__How to complete this task__
Count every line in the following entries where the word "JSON" appears. Give the count alone.

============

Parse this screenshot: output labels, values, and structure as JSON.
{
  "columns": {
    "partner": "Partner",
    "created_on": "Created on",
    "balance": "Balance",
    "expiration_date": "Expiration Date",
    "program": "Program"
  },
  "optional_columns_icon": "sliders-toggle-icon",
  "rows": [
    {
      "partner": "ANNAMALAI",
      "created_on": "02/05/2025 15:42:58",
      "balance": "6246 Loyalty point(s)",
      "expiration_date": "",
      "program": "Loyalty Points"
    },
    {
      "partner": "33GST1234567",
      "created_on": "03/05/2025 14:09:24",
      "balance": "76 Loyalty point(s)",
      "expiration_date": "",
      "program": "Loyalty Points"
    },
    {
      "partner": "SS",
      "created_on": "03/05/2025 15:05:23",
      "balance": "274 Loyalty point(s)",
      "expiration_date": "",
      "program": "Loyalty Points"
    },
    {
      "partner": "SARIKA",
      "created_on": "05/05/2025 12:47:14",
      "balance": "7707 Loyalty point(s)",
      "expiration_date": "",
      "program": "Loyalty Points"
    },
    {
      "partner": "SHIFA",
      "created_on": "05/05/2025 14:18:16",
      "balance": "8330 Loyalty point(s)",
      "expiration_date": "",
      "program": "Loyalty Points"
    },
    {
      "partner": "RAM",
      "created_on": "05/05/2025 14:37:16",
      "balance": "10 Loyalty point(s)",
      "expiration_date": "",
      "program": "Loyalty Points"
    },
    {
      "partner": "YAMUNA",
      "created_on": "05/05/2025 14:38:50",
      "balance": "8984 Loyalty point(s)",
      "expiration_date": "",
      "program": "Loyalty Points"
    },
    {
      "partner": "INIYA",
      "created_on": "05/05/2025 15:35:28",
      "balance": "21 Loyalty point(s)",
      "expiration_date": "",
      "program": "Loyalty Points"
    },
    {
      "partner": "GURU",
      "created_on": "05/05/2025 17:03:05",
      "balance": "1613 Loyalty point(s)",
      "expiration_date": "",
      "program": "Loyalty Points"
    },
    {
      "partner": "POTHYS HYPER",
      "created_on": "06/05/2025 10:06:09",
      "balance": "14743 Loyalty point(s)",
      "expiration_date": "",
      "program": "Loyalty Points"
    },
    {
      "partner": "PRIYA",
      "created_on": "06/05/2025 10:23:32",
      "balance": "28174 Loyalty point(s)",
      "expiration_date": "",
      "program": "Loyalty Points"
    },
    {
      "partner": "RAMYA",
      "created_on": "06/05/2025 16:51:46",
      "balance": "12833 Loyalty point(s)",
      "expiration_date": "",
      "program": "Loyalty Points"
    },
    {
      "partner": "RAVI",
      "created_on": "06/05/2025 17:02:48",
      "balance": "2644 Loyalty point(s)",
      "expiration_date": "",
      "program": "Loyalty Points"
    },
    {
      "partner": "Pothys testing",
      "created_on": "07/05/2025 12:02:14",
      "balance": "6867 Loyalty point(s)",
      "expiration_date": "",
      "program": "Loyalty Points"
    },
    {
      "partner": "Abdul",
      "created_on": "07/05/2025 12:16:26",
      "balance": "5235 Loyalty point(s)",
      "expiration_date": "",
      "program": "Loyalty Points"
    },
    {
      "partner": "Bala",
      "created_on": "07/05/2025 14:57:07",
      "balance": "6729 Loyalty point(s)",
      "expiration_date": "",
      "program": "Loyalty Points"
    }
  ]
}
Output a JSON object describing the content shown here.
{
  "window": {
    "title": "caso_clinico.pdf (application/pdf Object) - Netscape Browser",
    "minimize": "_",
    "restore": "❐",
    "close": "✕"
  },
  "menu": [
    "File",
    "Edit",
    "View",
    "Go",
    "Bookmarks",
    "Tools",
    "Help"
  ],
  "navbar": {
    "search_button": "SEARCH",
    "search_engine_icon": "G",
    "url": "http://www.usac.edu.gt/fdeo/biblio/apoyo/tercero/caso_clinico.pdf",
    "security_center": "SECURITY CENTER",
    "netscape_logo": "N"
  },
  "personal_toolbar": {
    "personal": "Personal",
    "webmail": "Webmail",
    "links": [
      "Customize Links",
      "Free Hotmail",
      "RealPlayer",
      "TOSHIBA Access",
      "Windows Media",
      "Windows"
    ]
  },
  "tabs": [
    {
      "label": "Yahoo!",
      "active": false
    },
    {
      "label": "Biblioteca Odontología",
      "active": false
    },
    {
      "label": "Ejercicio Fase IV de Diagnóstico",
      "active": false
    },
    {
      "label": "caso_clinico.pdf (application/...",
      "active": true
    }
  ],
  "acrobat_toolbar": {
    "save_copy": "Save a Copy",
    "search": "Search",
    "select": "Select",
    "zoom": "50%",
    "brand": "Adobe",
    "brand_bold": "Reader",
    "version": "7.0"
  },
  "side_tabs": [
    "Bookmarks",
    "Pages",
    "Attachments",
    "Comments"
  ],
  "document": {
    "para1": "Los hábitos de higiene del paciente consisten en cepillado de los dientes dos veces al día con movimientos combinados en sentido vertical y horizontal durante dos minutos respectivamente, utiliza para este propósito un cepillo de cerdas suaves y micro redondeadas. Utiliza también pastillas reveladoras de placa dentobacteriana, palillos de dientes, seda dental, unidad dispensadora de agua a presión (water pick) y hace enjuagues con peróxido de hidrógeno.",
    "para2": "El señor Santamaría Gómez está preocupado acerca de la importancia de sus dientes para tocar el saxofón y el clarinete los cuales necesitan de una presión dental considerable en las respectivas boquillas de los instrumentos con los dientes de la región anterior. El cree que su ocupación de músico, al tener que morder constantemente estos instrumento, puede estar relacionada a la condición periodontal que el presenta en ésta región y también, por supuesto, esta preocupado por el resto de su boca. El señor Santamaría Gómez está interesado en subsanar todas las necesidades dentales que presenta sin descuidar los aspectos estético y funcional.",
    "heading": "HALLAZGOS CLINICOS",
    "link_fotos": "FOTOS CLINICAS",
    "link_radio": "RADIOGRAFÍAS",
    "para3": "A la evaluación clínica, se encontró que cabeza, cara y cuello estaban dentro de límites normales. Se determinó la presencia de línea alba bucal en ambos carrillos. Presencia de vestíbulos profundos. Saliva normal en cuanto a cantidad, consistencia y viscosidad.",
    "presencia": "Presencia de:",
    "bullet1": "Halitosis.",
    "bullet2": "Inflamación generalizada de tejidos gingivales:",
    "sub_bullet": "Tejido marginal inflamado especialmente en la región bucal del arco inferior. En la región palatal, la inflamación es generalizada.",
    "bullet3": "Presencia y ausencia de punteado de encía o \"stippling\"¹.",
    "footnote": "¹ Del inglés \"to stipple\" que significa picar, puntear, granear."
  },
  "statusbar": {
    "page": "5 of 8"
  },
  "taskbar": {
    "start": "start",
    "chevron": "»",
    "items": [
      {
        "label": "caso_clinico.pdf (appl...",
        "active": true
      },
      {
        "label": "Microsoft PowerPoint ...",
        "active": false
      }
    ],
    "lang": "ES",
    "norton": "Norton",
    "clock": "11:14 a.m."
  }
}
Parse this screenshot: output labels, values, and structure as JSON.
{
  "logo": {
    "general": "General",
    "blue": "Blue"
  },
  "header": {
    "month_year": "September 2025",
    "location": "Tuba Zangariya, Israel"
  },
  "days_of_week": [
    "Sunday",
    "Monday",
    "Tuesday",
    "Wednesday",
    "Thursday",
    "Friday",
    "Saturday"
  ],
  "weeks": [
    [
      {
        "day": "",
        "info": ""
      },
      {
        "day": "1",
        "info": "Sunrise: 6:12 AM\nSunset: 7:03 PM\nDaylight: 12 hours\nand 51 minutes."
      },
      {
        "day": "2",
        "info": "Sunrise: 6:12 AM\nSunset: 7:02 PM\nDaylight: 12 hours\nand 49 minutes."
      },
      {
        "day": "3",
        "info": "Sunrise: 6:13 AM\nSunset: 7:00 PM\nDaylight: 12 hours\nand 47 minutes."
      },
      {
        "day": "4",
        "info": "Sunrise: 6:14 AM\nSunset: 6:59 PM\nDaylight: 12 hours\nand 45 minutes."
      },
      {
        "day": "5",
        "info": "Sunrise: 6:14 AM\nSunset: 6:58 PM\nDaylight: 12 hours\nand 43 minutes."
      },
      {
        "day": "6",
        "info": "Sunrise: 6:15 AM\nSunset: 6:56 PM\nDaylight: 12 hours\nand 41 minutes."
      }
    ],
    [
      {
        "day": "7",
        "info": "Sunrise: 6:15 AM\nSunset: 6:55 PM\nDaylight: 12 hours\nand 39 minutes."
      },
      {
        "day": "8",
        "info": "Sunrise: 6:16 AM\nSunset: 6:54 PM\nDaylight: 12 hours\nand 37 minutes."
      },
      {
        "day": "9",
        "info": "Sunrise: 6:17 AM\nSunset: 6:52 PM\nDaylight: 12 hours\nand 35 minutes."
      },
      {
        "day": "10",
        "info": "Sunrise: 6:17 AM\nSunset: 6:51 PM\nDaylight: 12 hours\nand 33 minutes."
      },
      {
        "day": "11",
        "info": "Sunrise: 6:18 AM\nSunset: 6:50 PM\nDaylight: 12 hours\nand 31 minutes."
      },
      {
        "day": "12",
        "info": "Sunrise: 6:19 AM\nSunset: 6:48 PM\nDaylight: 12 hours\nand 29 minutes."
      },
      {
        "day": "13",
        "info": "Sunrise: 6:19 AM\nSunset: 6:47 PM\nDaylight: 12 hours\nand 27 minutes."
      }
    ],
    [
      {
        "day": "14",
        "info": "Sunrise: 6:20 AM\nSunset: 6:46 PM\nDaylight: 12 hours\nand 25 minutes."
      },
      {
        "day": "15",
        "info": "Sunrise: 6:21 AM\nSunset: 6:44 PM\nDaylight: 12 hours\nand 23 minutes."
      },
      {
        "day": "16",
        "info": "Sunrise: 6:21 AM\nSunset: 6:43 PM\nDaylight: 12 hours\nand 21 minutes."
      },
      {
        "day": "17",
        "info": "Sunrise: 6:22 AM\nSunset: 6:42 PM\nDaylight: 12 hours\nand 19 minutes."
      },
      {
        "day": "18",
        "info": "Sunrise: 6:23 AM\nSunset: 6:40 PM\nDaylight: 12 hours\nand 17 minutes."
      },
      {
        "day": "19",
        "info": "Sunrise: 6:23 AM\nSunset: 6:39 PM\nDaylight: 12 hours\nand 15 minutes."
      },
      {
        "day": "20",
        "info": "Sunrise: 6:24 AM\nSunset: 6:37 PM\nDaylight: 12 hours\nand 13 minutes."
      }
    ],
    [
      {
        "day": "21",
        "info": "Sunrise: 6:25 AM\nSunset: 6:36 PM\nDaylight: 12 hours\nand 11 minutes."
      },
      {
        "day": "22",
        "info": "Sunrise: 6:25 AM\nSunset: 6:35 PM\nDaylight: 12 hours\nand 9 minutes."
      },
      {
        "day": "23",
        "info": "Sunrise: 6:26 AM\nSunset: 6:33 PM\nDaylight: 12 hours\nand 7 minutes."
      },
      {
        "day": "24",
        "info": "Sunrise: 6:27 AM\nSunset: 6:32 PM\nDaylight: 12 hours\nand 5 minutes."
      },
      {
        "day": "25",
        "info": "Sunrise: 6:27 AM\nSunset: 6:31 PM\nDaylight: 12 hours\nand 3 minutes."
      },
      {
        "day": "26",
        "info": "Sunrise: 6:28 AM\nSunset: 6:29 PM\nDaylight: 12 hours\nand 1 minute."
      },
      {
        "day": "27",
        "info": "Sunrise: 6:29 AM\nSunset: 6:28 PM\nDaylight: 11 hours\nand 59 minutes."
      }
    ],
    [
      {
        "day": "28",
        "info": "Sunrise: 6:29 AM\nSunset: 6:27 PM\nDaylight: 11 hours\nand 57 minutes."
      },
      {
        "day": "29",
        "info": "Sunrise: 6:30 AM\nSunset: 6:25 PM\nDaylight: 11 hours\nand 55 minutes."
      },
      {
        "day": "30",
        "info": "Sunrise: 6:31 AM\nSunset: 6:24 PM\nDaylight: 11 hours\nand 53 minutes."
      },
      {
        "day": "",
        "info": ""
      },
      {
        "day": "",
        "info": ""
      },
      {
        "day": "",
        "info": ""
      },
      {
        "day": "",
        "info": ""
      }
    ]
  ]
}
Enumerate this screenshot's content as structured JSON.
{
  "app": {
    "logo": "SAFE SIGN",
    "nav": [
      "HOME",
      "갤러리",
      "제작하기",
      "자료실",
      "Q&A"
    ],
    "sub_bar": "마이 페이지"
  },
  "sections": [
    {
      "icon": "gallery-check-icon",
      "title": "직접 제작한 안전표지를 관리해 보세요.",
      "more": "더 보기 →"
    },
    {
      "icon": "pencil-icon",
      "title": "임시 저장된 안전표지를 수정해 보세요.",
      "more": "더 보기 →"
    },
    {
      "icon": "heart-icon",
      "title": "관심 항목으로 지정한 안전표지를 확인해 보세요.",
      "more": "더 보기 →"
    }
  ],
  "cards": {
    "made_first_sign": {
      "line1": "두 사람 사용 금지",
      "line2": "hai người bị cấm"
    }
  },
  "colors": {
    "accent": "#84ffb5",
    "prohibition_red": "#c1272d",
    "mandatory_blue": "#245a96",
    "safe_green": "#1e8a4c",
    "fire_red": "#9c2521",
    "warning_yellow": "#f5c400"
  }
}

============

__Answer below__
4